“Easy, easy….”, I thought while watching the animal dig for some morsel buried under the forest duff. When his head came back up, there would be a steady pull on the trigger and with a tiny bit of luck, I would score.
The prey didn’t cooperate. Instead, he sauntered along, head down, a few more feet to resume his search. I watched intently as he moved about, unconcerned and unaware of the danger lying just a few yards and one bullet away. He continued the stop-move-stop pattern until my arms ached from holding the rifle and I was cross-eyed from staring. I could have thrown a hasty shot a several times, but I wanted to be sure of a good hit. Today, there could be no misses or cripples, only a sudden crack and the fall of the game. I would slowly stand and walk over to the fallen animal and feel ethical and honorable instead of ashamed.
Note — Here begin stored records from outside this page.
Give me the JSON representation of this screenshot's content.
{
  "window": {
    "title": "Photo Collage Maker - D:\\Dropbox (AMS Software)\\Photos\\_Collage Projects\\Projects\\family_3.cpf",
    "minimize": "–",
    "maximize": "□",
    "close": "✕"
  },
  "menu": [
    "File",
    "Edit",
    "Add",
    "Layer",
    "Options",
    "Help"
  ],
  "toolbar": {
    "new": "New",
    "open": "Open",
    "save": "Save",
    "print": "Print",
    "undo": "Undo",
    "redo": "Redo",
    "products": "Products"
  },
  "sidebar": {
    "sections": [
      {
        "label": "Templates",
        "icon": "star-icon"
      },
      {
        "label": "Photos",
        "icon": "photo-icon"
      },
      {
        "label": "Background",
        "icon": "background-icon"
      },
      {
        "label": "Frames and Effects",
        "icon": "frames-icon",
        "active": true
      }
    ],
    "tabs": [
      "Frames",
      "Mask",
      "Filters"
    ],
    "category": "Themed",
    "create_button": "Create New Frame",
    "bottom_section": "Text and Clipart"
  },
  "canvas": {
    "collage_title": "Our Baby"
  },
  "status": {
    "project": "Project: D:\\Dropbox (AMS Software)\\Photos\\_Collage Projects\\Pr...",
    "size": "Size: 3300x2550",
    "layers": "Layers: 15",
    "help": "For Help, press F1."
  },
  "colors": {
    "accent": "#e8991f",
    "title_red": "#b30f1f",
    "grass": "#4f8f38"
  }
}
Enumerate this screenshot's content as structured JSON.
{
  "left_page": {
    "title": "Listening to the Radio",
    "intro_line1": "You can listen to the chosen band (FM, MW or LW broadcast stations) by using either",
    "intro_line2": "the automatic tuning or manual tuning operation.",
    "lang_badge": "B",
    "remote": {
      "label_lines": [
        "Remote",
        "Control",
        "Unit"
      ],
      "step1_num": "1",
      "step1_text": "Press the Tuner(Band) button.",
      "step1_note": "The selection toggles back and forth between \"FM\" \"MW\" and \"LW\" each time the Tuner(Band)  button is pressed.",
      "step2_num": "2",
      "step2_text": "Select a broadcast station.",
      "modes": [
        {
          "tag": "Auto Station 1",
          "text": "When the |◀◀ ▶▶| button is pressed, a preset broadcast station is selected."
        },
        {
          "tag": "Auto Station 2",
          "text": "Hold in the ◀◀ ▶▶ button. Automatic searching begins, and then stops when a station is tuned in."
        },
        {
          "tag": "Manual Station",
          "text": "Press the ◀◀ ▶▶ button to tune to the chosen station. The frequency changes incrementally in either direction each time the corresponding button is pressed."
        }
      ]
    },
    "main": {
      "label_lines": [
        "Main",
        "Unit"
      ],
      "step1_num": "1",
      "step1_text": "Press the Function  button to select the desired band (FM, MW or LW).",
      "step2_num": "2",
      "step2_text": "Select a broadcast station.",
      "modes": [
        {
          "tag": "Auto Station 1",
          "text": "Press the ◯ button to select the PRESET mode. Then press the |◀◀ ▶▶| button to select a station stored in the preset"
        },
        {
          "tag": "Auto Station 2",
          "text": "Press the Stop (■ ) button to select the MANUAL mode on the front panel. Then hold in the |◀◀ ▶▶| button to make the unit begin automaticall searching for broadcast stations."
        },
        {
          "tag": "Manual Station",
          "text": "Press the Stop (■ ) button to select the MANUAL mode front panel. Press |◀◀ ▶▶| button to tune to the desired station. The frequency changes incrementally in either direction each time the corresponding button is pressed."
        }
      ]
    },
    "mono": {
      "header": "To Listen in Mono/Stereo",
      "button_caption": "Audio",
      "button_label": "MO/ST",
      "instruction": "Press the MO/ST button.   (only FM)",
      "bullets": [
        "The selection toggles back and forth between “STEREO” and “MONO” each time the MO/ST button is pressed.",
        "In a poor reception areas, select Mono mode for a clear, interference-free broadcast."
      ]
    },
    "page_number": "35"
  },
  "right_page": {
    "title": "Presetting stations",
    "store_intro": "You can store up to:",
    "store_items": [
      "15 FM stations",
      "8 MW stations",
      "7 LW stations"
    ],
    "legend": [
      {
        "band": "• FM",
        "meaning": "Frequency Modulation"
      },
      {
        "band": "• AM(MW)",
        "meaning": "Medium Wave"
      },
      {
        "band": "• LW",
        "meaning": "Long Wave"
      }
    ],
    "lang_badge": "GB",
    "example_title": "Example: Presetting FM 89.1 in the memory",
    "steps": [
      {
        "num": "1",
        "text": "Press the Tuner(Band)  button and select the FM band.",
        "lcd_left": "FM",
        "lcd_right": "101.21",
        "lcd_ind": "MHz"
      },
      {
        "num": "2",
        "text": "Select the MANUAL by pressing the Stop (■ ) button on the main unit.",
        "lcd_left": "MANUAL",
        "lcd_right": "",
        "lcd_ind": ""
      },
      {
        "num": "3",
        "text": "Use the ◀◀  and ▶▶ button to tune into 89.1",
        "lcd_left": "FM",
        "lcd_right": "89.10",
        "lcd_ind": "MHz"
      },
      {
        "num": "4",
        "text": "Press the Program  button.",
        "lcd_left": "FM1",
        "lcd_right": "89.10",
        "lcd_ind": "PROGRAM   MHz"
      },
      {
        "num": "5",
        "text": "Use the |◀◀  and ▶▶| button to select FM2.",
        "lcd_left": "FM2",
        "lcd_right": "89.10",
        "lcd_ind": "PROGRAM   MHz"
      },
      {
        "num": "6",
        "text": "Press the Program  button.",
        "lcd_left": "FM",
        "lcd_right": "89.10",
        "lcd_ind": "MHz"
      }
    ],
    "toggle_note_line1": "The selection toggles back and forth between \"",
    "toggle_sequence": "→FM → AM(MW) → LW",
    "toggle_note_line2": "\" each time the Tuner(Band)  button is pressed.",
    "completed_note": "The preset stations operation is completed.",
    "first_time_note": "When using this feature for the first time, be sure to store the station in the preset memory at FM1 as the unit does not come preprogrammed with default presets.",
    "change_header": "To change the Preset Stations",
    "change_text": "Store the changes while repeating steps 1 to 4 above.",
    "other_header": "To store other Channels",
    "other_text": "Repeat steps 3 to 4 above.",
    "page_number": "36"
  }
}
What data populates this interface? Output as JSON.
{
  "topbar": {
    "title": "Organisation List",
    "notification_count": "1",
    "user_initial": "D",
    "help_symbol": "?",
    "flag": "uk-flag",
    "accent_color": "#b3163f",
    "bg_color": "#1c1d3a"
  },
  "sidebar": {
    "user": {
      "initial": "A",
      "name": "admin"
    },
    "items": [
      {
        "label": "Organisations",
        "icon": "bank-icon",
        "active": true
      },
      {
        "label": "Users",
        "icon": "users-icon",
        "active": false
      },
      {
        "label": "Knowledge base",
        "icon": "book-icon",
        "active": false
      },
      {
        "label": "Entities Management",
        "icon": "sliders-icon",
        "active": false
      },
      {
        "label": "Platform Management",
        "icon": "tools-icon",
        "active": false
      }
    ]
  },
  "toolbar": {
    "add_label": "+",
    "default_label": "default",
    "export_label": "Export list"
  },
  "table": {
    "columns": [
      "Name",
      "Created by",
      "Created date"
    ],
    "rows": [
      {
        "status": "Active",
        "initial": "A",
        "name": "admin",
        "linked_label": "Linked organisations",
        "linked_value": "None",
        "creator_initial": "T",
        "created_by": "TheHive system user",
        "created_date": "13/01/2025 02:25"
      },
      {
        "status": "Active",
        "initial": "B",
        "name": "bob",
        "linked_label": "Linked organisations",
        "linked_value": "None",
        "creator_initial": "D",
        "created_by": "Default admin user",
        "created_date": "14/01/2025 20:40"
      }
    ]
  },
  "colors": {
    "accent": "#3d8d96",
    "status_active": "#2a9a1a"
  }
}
Something stirred his interested and he stopped, head held high and watching. I could feel the crisp serrations of the trigger on my finger as the pressure grew. Within seconds the sear would break, the bullet would fly true and the contest would end with success. However, the squirrel scampered away when it heard the external hammer of my rifle being manually lowered.
I had not fired because the animal meandered too far, putting it past the self-imposed range I had already determined for this gun after the previous morning on the shooting range. Though it is tough to pass on a shot, this defeat was not particularly tormenting because the hunt today was not about the animal or the scenery or bringing home a full game bag. It was about the gun.
In my hands was an undistinguished pump-action .22 caliber rifle. It looked like most other guns of a similar advanced age, the steel faded to a rich brown patina with silver-worn spots on the sharp corners. Though past the century mark, the rifle was still mechanically sound. It was a plain, utilitarian firearm from a simple time when dinner might have depended on bagging a mess of rabbit or guarding the hen house from marauding raccoons. I thought the gun beautiful because it had belonged to my great-grandfather.
After many years my grandfather had finally deemed it time to pass the rifle along. The day the rifle came to my house it was give a cursory wipe with an oily rag and a few speculative throws to the shoulder, then put in the rear of the gun safe.
It remained there for nearly a year until the annual pre-hunt cleaning of the gun locker. When I removed the old rifle from the safe, checked the chamber then took it in my hands and sat down at the desk, just looking and thinking. My great-grandfather had died years before I was born and to me he was mostly faded pictures and rare stories from my grandfather. However, it struck me that I held something that he and many other Wheat men had carried for practical and pleasurable matters in the hills of southern Kentucky and later Indiana.
Thus came the idea that I must carry on the family hunting tradition of the rifle. First was the problem of cleaning a firearm that had seen store-bought gun solvent only a few times in its life. The bore was rough and the range time verified that accuracy was not great, but getting close to game would not prove a huge problem. The difficulty would be making a good clean shot to fulfill the legacy of this rifle.
The rifle and I hunted in southern Indiana, chasing the few squirrels that weren’t napping on that unseasonably warm day. After passing up the shot earlier in the morning, I trudged back to the car in the afternoon heat bothered about my empty game pocket because this day was destined to become memorialized in print and bagging a squirrel would be the easy end to the story.
Arriving at the car hot, sour and empty-handed, it was apparent that I had already forgotten the real point of this adventure. On a perfect fall day, I had been afield with my ancestors, using the same piece of steel and walnut they had carried in their own hands many years ago. This is a nourishing thought even for the unromantic soul.
There are plenty of squirrels and I will take one with the rifle yet this season, perhaps by the time you read these words. However, I have now realized that one animal does not close a chapter or story. The gun will be carefully maintained and fired occasionally, then handed down to the next generation to write their own stories.
I just hope they have better luck.